In Midjourney, you type in prompts, the software renders out four thumbnails of randomly generated images based on the text prompts, and gives you the option to create larger, higher-res versions (upscaling, buttons marked with a U) or create new variations on one of the thumbnails (buttons marked with a V). After a free trial of around 25 render minutes, you have to subscribe to continue using it, and in the less expensive subscription you quickly find yourself paying for extra render minutes over and above what comes with your subscription, but the program is set up to where you never exceed what you buy. (You pay in advance for what you think you need, they don’t just let you blindly run up a bill.)
I had some luck with space battles, in case I need new covers for Shadow Captain and its upcoming sequel, but in this post I’m going to show off my Jane Austen fan art experiments. A word of warning: Midjourney has trouble with faces, so a human hand has to step in and do a bit of plastic surgery to make them look not disturbing.Continue reading “Midjourney: My New Art Addiction”
I suspect I am the last one to find out about this site, but it’s still cool. Great place to research castles for your fantasy novel, or just daydream about how to spend your hypothetical lottery winnings.

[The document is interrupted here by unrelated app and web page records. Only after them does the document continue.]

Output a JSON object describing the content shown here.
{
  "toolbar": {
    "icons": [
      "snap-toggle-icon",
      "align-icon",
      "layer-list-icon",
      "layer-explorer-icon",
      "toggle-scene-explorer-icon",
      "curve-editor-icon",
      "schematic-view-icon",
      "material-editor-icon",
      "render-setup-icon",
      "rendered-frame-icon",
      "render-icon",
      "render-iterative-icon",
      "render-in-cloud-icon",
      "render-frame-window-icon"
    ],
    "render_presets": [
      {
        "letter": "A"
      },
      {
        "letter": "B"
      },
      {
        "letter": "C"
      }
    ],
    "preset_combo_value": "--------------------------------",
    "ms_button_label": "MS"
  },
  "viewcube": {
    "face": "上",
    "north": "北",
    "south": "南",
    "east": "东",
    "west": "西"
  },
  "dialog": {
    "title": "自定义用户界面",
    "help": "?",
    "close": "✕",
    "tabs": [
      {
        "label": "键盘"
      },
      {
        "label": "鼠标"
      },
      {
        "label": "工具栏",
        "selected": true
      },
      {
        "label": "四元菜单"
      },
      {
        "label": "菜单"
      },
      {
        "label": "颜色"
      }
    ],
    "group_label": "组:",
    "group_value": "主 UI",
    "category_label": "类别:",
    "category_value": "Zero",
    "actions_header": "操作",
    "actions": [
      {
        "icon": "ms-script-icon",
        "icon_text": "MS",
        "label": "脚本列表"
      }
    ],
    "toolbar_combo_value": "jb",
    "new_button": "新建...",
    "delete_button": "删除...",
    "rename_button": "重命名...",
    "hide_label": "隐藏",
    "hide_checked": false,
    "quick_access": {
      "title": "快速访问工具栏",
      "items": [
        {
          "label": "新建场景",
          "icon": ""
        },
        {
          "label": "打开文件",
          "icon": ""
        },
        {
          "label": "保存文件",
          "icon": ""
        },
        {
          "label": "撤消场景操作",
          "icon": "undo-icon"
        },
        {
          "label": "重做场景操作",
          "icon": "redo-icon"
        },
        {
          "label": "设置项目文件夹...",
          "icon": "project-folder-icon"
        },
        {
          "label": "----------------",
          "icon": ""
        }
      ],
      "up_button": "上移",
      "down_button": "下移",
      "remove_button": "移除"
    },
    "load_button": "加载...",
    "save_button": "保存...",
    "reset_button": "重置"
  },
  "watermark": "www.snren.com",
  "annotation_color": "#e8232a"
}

Also, here’s an interesting study from 2018 of how Lake Powell in Colorado suffers from water management rules that favor keeping Lake Mead (downstream of Lake Powell) filled, and by extension favors the lawns, swimming pools and delta smelt of California, the most populous area supplied by Lake Mead.
Happy start of spring! Fantasy author Katherine Wibell has organized a freebie giveaway on Prolific Works (the website formerly known as Instafreebie). She has pulled together a collection of stories and sample chapters that speak of worlds not quite like ours. Some of the covers may not be “safe for work,” but there is a wide variety of worlds and stories represented here.
My contribution is a sample chapter from Slaying a Tyrant, the first book in the Ancestors of Jaiya series: G-rated cover, PG-rated content. Feel free to check it out, if you don’t already have a copy.
Happy Thanksgiving! So, NaNoWriMo has started, and most of the posts you see from me at this point will have been written a few weeks ago, and scheduled for release during November.
Steampunk author Dean F. Wilson has put together a promotion at SFF Book Bonanza, showing off the latest releases in science fiction and fantasy. He graciously agreed to include Slaying a Tyrant, the first book in my Ancestors of Jaiya series, but there are plenty of other new releases to check out as well. Be sure to click here to check out all the latest books!
Hello! Free Kindle Books & Tips has graciously agreed to feature Slaying a Tyrant on their website tomorrow, and asked that I share a link to their website. I am happy to do so: I’ve been hearing about them ever since I started self-publishing three years ago, and finally had the chance to work with them. They have a really smooth, well-designed website designed to help readers find free and discounted books, and they even have their own app for Kindle Fire! Click here to check them out!